Source data
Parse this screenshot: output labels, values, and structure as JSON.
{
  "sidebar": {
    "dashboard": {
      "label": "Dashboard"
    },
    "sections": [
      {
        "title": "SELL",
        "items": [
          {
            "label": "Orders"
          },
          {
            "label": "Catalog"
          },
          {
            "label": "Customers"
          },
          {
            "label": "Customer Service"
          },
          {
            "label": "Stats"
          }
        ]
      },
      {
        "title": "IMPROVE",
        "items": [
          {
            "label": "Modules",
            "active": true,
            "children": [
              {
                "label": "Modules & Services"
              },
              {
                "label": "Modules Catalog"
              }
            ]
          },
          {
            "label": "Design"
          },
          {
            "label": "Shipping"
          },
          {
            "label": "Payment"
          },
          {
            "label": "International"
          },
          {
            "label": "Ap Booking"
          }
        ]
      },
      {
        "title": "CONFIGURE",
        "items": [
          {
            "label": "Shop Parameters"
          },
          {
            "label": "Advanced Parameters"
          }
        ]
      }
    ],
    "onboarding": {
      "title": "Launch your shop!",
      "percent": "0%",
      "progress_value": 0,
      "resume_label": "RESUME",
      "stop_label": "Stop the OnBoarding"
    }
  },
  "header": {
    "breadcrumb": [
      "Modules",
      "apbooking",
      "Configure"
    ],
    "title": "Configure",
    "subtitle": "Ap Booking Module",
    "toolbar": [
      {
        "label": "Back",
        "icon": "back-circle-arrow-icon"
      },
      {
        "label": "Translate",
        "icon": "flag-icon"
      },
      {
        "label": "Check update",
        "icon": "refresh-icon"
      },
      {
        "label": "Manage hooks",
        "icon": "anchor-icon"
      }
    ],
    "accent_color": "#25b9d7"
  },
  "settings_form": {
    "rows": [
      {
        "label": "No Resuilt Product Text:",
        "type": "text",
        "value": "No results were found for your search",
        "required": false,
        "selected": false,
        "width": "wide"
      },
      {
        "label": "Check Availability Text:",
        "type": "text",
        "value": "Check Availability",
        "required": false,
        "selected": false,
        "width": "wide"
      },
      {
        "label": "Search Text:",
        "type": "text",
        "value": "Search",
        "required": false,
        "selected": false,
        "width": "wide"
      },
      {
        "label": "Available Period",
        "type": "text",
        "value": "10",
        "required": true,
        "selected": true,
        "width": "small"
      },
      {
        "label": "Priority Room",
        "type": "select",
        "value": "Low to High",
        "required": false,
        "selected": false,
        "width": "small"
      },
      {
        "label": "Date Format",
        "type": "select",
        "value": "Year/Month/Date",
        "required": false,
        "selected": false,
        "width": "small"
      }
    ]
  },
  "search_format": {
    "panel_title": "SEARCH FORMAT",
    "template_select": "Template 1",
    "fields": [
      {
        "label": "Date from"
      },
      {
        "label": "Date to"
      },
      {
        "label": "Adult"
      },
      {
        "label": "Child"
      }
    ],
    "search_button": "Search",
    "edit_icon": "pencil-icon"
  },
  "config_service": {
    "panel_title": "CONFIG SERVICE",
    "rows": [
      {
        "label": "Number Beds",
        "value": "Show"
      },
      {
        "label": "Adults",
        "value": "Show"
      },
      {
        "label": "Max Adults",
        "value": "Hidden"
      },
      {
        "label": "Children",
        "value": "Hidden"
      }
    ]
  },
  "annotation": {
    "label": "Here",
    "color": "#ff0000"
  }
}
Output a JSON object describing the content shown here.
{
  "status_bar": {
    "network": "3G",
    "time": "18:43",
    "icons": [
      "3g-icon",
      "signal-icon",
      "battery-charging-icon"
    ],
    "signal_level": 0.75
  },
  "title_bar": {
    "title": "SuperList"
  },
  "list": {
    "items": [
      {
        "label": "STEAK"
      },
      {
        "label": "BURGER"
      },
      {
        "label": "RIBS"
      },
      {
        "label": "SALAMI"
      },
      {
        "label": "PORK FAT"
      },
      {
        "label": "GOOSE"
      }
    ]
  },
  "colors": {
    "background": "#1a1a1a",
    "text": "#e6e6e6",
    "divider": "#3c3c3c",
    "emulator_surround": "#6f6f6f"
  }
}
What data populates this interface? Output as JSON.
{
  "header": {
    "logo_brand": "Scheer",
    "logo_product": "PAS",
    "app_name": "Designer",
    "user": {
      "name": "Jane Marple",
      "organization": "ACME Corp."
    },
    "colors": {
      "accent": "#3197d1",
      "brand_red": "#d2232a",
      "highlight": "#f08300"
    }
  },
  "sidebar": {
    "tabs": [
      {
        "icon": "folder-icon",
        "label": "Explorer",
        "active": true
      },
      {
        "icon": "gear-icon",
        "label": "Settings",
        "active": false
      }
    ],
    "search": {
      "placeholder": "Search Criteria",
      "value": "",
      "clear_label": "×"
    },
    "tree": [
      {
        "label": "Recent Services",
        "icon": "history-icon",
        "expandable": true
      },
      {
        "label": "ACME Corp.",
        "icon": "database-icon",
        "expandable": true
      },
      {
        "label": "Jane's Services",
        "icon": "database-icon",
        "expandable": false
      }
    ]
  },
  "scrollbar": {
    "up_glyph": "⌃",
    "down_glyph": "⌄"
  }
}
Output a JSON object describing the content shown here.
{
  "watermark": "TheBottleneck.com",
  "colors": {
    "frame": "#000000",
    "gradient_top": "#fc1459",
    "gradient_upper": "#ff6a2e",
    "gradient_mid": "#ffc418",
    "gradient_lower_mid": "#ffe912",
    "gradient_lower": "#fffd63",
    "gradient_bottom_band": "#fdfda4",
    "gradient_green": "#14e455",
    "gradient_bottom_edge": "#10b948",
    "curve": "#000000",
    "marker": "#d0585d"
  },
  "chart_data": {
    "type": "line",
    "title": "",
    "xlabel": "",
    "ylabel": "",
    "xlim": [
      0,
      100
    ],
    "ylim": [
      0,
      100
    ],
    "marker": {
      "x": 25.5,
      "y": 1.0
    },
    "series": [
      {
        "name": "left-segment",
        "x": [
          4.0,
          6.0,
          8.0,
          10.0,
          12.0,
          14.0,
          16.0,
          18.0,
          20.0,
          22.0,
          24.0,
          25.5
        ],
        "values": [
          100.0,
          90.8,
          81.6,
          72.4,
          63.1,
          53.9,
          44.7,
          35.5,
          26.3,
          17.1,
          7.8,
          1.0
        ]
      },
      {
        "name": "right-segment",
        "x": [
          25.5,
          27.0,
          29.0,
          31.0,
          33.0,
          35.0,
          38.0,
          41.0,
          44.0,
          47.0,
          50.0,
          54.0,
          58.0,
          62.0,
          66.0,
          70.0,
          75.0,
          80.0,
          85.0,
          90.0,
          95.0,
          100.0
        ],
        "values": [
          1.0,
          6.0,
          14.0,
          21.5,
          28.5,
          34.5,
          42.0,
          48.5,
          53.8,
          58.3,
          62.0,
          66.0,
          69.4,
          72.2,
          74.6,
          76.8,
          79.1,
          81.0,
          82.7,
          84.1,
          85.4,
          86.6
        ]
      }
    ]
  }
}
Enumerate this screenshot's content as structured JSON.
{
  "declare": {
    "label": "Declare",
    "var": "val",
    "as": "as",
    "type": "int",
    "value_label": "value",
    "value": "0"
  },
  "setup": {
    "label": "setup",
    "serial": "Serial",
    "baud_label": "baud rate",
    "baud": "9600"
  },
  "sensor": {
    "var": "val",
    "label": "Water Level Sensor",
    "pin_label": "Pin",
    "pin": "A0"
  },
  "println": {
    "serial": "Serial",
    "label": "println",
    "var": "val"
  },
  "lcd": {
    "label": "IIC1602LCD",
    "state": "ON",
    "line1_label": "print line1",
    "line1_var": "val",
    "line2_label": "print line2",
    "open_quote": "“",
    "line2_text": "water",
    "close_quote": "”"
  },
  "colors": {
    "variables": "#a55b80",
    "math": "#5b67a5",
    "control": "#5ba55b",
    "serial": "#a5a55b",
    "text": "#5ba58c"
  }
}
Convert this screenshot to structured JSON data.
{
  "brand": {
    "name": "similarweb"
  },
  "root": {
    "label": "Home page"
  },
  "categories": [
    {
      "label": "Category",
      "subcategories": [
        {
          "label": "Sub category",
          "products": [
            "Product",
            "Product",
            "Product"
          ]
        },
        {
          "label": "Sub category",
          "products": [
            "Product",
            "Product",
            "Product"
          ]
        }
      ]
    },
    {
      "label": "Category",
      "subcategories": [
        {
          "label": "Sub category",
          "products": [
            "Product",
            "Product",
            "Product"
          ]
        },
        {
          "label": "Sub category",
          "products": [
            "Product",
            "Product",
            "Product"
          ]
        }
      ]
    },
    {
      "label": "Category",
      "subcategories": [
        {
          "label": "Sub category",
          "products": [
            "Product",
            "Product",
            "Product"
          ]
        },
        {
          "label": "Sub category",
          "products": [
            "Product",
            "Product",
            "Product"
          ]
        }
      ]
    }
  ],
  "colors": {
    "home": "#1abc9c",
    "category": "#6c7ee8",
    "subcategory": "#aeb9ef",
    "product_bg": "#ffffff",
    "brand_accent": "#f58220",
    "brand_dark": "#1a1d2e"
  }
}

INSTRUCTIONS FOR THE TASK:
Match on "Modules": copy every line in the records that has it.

SOLUTION:
            "label": "Modules",
                "label": "Modules & Services"
                "label": "Modules Catalog"
      "Modules",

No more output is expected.